* **ASSIGNMENT**:
The number of lines in the entries below holding the word "Classes" is all that is needed here.

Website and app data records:
──────

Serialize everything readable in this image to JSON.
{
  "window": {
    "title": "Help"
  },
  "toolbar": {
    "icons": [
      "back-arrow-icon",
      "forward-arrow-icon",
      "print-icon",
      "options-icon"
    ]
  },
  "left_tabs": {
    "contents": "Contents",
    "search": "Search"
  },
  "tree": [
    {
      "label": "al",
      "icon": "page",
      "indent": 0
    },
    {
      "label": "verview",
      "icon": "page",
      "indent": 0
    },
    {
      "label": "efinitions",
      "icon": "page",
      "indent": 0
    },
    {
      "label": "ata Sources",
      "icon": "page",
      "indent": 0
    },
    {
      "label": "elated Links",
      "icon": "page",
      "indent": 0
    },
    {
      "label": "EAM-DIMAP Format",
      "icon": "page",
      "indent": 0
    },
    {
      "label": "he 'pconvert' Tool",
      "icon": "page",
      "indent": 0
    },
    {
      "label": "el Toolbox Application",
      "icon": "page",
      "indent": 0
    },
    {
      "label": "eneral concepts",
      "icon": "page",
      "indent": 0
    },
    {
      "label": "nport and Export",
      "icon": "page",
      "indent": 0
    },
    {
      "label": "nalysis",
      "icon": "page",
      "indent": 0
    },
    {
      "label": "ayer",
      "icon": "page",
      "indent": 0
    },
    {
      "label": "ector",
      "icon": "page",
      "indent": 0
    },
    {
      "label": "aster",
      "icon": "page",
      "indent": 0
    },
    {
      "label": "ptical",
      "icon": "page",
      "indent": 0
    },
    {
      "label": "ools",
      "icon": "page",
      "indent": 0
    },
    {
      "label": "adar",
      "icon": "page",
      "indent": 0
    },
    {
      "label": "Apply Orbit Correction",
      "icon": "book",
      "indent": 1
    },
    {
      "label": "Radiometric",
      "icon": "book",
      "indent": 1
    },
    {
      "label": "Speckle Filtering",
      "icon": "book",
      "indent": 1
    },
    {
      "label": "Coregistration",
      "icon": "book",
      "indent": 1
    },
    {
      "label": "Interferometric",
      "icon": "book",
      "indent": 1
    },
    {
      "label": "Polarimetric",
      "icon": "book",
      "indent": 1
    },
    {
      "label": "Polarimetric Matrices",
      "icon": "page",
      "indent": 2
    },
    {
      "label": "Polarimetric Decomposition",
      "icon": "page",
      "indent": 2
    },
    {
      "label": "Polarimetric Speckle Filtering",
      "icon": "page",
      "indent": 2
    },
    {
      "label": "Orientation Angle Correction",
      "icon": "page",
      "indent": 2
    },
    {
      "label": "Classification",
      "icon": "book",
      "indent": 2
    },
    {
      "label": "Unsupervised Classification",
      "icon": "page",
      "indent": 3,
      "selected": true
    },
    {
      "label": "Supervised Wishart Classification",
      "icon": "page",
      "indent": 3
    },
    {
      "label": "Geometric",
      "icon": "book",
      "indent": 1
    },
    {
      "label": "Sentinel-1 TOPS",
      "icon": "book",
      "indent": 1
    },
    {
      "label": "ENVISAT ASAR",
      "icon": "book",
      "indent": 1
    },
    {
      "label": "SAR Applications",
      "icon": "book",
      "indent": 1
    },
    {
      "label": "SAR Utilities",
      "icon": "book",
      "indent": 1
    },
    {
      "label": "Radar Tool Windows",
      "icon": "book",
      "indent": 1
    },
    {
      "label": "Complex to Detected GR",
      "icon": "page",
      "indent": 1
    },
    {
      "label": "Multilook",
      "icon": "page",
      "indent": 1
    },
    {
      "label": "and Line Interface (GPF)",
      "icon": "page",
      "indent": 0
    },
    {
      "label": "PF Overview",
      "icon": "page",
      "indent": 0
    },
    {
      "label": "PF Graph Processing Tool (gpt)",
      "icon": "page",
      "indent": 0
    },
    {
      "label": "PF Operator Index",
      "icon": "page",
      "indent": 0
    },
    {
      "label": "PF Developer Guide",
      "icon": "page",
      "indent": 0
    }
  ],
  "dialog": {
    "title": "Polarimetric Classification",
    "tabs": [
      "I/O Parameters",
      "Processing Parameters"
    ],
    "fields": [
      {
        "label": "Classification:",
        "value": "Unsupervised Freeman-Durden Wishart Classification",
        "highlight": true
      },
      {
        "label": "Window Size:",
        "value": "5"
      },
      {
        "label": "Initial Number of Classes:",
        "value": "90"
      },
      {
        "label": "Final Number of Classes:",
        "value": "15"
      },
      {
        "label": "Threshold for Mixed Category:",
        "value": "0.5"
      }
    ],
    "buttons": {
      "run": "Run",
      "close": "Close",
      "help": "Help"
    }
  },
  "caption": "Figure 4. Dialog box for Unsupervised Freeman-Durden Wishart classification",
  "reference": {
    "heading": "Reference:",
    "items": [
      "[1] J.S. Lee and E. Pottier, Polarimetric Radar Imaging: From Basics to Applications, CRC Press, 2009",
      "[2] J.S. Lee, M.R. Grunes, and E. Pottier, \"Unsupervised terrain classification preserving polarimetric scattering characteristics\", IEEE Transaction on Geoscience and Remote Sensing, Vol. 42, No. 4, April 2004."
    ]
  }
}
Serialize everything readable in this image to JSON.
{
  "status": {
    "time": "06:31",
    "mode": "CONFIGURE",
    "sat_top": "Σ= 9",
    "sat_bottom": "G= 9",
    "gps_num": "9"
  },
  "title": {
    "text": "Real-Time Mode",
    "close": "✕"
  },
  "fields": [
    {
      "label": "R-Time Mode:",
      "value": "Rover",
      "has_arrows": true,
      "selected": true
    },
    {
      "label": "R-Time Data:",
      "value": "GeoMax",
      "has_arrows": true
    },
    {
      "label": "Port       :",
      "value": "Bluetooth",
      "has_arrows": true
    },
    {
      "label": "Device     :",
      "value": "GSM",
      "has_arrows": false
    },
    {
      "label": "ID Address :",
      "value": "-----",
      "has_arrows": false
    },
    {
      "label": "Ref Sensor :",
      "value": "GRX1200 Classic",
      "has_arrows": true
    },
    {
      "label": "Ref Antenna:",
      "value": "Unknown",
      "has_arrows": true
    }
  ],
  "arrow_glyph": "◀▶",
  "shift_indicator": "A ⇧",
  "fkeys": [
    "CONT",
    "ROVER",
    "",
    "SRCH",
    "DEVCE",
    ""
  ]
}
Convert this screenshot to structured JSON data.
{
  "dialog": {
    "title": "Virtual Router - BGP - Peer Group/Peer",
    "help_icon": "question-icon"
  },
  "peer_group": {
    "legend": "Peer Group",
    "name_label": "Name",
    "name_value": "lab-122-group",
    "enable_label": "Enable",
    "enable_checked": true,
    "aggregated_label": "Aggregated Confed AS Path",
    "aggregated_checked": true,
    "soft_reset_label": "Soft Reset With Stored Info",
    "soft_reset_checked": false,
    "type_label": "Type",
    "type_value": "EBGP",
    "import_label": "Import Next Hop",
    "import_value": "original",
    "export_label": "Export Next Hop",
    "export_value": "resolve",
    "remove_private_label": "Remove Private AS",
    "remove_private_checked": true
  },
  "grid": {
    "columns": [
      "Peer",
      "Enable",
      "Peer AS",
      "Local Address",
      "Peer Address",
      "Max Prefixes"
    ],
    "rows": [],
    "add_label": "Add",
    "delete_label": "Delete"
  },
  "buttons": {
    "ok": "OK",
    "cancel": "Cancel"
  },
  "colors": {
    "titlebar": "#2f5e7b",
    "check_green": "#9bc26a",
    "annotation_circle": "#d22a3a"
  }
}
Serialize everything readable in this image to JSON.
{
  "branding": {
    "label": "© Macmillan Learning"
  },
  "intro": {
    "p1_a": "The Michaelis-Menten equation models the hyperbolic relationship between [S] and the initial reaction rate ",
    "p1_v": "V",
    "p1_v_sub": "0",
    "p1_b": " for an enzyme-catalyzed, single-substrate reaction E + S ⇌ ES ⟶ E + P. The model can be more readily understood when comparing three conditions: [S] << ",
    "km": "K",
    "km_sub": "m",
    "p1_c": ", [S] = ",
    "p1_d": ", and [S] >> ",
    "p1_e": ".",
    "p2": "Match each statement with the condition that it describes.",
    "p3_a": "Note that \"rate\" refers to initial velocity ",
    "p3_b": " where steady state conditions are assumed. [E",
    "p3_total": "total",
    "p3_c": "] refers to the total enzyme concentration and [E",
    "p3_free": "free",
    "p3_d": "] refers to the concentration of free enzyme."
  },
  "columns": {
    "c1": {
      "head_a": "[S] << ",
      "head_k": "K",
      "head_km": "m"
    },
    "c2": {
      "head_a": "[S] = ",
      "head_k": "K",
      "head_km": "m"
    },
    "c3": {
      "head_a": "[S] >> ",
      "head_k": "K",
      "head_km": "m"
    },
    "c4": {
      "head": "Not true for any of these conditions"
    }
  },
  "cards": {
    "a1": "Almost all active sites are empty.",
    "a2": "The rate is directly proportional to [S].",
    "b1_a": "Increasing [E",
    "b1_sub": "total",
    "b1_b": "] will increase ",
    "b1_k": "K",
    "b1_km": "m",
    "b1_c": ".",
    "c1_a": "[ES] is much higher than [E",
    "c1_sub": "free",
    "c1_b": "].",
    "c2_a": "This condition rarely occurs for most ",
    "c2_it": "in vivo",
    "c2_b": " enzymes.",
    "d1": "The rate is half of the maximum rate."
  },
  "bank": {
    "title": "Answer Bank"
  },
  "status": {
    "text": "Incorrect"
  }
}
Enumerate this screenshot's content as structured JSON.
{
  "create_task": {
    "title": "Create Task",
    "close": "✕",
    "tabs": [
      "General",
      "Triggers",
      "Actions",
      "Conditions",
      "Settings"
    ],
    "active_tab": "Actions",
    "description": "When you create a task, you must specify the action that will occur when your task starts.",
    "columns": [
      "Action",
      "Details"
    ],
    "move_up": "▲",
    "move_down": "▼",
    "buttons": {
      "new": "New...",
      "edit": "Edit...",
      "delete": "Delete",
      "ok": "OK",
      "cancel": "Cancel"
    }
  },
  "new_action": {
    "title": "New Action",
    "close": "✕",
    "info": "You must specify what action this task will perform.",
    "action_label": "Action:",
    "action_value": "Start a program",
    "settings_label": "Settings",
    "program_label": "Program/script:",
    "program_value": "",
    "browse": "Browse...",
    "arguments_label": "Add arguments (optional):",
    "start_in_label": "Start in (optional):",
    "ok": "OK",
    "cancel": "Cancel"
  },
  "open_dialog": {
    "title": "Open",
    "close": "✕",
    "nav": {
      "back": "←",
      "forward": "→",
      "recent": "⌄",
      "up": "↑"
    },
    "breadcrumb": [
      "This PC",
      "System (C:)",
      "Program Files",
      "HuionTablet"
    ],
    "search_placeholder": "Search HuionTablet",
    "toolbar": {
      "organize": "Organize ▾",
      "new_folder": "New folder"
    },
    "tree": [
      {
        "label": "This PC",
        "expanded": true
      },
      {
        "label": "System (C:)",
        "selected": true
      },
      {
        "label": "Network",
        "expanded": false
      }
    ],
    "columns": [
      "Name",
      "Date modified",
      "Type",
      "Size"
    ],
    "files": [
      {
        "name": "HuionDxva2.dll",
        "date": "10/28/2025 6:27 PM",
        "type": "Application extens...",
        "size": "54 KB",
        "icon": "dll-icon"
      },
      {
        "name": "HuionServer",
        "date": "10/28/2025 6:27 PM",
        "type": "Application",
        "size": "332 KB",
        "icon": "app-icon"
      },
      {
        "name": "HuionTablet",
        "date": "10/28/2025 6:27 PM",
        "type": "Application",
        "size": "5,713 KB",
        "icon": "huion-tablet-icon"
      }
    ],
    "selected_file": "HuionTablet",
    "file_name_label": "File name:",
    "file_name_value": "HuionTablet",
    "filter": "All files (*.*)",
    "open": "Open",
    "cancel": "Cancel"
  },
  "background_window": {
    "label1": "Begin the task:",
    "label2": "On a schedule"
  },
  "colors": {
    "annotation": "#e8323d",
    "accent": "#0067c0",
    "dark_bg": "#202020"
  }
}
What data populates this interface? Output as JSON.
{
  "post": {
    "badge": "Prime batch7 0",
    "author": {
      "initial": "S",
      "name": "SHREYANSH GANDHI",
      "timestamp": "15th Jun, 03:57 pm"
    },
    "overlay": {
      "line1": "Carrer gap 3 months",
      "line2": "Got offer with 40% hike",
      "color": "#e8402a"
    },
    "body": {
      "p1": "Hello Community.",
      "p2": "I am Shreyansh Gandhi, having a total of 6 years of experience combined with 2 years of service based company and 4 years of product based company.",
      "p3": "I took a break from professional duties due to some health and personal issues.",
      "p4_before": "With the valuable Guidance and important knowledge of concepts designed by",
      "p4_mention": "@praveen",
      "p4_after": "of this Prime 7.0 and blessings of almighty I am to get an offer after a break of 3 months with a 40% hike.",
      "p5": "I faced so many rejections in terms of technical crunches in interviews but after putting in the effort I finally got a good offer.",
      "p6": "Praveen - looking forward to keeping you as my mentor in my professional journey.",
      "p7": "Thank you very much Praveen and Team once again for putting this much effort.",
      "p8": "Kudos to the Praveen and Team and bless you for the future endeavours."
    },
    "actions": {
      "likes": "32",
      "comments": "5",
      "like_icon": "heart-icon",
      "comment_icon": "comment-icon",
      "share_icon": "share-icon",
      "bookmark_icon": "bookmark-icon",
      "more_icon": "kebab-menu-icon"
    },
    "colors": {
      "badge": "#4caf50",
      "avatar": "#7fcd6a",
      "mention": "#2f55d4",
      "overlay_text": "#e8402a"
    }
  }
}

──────

* **THE ANSWER**:
2